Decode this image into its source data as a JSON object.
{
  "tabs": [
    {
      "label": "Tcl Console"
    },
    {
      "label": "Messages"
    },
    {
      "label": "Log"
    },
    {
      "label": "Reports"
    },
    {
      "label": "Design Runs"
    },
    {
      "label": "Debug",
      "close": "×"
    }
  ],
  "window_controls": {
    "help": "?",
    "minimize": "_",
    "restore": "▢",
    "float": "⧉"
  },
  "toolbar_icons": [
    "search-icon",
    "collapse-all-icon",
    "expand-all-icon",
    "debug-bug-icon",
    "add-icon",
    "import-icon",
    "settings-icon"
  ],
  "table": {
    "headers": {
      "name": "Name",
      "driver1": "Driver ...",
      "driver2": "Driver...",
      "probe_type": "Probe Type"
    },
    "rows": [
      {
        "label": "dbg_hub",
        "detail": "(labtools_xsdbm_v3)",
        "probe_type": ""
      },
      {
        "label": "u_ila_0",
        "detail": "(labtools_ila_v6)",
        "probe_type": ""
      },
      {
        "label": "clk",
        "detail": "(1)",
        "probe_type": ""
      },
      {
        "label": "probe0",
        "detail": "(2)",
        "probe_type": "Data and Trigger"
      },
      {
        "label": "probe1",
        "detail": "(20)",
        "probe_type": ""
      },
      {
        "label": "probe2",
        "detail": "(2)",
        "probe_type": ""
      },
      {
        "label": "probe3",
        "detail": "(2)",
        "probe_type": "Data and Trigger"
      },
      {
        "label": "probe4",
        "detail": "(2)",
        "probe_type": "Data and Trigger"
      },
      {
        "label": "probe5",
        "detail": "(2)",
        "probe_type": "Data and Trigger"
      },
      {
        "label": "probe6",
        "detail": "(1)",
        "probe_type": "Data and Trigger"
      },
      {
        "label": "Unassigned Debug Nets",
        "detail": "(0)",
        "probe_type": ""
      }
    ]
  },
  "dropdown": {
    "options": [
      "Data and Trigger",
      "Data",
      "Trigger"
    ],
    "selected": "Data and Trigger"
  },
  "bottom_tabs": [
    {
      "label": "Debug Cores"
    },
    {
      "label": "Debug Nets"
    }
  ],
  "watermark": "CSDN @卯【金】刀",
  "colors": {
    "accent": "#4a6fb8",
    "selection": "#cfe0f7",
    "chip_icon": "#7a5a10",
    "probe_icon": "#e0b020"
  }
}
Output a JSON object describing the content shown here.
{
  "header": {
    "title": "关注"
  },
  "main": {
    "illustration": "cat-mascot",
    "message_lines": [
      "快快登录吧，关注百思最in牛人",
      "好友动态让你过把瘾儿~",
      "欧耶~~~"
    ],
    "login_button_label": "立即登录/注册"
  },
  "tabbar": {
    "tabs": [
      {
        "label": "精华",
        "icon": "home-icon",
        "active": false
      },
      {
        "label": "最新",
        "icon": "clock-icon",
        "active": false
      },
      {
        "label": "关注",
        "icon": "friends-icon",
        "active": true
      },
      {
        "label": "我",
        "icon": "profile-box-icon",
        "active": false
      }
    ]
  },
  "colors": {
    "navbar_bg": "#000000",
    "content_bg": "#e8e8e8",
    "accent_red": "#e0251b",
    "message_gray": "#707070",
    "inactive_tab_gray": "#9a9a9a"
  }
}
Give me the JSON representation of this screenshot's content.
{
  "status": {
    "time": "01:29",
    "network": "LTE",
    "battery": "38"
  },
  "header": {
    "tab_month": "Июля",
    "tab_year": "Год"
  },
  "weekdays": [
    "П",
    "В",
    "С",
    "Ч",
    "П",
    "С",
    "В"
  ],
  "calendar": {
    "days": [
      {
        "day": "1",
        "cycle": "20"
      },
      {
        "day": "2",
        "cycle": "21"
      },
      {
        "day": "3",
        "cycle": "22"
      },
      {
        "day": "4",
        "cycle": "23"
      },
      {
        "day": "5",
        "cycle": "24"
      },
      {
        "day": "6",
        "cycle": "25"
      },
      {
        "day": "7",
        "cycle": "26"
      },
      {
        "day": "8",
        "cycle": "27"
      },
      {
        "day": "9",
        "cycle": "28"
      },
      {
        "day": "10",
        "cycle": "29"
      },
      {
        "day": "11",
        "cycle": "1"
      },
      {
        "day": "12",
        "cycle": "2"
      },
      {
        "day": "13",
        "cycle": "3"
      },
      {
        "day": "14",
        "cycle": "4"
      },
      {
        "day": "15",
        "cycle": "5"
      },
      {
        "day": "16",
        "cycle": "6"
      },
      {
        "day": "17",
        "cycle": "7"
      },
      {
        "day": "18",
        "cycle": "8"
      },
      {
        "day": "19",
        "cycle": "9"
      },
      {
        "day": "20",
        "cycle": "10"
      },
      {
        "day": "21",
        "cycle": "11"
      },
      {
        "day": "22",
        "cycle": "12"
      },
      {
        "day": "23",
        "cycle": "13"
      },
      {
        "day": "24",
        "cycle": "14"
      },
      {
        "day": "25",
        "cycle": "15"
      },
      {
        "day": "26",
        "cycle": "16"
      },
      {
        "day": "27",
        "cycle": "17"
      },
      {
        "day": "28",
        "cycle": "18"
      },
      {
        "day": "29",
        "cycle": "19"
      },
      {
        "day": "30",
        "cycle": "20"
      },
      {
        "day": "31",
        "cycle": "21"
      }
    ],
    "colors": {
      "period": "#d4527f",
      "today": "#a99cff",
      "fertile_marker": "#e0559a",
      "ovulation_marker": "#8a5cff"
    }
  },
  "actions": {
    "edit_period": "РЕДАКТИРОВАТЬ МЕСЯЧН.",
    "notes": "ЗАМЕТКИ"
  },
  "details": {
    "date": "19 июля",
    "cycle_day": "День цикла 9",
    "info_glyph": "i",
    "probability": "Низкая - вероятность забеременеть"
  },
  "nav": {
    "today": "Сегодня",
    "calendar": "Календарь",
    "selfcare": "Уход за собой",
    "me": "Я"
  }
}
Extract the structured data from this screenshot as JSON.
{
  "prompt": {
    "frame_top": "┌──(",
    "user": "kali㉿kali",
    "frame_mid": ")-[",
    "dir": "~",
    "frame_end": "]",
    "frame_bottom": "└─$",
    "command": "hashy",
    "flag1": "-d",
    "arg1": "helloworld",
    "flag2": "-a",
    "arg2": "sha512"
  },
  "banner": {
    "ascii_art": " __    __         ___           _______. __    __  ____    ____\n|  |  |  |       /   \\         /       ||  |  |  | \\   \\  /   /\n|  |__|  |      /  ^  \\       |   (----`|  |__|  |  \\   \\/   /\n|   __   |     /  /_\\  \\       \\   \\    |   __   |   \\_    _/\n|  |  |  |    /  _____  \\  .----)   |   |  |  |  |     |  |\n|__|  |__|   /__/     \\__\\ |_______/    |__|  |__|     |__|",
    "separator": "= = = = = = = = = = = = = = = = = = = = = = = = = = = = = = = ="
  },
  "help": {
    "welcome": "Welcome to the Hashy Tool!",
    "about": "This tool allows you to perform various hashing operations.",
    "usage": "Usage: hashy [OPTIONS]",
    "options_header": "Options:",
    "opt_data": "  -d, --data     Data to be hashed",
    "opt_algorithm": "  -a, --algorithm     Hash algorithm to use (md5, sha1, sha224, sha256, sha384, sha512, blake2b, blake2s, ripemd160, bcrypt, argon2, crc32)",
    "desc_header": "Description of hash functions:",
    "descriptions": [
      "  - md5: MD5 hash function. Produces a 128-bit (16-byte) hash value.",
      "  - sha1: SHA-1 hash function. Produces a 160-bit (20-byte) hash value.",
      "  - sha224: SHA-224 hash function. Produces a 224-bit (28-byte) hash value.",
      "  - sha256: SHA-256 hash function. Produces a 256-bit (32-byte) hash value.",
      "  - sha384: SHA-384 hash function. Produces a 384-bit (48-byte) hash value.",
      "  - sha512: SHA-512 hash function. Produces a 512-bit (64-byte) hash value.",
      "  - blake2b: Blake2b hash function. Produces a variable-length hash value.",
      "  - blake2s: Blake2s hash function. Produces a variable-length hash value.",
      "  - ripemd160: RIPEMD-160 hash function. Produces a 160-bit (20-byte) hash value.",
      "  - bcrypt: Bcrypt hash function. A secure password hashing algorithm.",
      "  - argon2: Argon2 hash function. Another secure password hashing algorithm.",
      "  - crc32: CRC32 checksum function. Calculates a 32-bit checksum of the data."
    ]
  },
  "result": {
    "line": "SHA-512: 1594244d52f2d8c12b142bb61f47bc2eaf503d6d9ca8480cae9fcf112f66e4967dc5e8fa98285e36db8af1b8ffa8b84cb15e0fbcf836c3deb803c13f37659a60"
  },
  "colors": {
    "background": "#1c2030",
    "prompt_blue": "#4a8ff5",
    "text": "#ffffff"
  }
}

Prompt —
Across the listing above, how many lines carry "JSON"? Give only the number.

Answer to this task —
4